I look at four things and how they measure up. Food, service, speed, and would I go back to the restaurant? I use a 20% tip rate as my measurement stick. I evaluate each according to these percentages of the 20% and pay accordingly. I think it’s fair to look at a broader picture of the whole meal experience, versus leveling a waiter or waitress for one thing going bad. I prefer to try and look at the experience with a glass half full.
Here is an example:
Food 30% of tip comes to 6% of the 20%
Service 30% of tip comes to 6% of the 20%
Speed 20% of tip comes to 4% of the 20%
Would I come back 20% of tip comes to4% of the 20%
If your bill comes to $50.00 before sales tax, here’s how the calculations would go:
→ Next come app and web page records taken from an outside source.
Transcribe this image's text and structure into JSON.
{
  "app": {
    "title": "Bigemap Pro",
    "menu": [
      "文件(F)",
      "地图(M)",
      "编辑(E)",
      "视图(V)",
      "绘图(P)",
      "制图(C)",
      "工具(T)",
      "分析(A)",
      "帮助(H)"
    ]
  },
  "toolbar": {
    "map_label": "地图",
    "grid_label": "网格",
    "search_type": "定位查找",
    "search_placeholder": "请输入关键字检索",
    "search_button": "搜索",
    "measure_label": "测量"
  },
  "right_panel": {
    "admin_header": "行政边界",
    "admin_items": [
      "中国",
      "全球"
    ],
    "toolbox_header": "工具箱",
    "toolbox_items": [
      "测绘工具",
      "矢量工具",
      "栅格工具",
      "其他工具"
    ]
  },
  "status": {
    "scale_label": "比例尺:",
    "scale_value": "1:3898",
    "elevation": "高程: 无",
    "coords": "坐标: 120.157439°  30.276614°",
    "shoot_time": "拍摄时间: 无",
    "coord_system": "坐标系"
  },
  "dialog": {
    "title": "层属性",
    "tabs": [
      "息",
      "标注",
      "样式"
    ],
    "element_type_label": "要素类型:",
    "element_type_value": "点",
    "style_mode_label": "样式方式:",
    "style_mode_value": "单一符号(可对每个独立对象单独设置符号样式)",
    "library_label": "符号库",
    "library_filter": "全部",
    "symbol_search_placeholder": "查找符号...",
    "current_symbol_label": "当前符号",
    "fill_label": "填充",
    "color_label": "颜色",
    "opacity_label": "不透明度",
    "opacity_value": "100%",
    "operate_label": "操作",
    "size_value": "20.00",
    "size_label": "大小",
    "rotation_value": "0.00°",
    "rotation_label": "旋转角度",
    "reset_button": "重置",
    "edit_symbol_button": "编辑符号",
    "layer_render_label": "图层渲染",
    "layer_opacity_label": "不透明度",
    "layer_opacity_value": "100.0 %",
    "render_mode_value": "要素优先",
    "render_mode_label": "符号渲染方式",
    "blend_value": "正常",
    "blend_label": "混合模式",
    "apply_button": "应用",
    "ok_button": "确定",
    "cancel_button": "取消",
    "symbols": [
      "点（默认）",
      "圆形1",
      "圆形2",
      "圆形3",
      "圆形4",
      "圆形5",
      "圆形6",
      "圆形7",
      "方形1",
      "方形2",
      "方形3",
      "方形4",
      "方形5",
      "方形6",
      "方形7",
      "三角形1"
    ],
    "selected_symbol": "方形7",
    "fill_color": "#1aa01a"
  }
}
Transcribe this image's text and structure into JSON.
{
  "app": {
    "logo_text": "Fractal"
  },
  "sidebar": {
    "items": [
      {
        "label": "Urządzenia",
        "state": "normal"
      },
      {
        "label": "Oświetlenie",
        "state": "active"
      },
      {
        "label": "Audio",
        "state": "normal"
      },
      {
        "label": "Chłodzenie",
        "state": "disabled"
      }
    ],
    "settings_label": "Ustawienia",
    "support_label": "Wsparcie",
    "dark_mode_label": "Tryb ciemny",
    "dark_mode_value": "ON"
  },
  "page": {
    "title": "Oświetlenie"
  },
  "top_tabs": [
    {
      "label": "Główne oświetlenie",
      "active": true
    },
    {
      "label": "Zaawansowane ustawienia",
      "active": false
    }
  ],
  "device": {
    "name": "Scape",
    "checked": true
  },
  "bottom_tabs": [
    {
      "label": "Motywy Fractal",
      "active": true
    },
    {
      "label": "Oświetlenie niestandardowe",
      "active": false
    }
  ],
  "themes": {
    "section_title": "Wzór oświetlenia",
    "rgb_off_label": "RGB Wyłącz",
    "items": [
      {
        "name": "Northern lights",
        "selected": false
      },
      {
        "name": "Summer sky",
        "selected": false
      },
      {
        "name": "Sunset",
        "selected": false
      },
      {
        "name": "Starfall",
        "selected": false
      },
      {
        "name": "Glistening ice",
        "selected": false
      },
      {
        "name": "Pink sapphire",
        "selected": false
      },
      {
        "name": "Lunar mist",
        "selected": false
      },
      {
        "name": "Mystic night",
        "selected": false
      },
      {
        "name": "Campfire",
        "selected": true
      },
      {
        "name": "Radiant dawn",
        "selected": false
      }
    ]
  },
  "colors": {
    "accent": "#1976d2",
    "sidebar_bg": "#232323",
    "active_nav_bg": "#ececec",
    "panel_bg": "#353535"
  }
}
$50.00 x 20% = $10.00 – You can totally adjust higher or lower according to your experience.
Food $10.00 x 15% = $1.50 …. Maybe food wasn’t that good, only worth 15%
Service $10.00 x 30% = $3.00
Speed $10.00 x 20% = $2.00
Would I come back $10.00 x 10% = $1.00 …Iffy, may or may not, only worth 10%
Happily, in some cases, there will be dining experiences that rate really high, and going above the 20% tip rate is perfectly okay, especially if the meal warrants it! A great tip will make the waiter or waitress’s day. Their jobs are not always easy, so if they really go above and beyond and deliver an extraordinary experience, being justly rewarded for it, feels great and is fair!
My final word on tipping is that whenever you are able, I always think it’s helpful to let the manager know of any areas of improvement you have identified, as well as any areas that really stood out for you. A good manager wants to know this information. A simple, “just thought I’d let you know….,” is usually well received. It’s fair enough to say that a restaurant can only respond to issues they are aware of, right?
I hope this helps you.
Thanks for writing,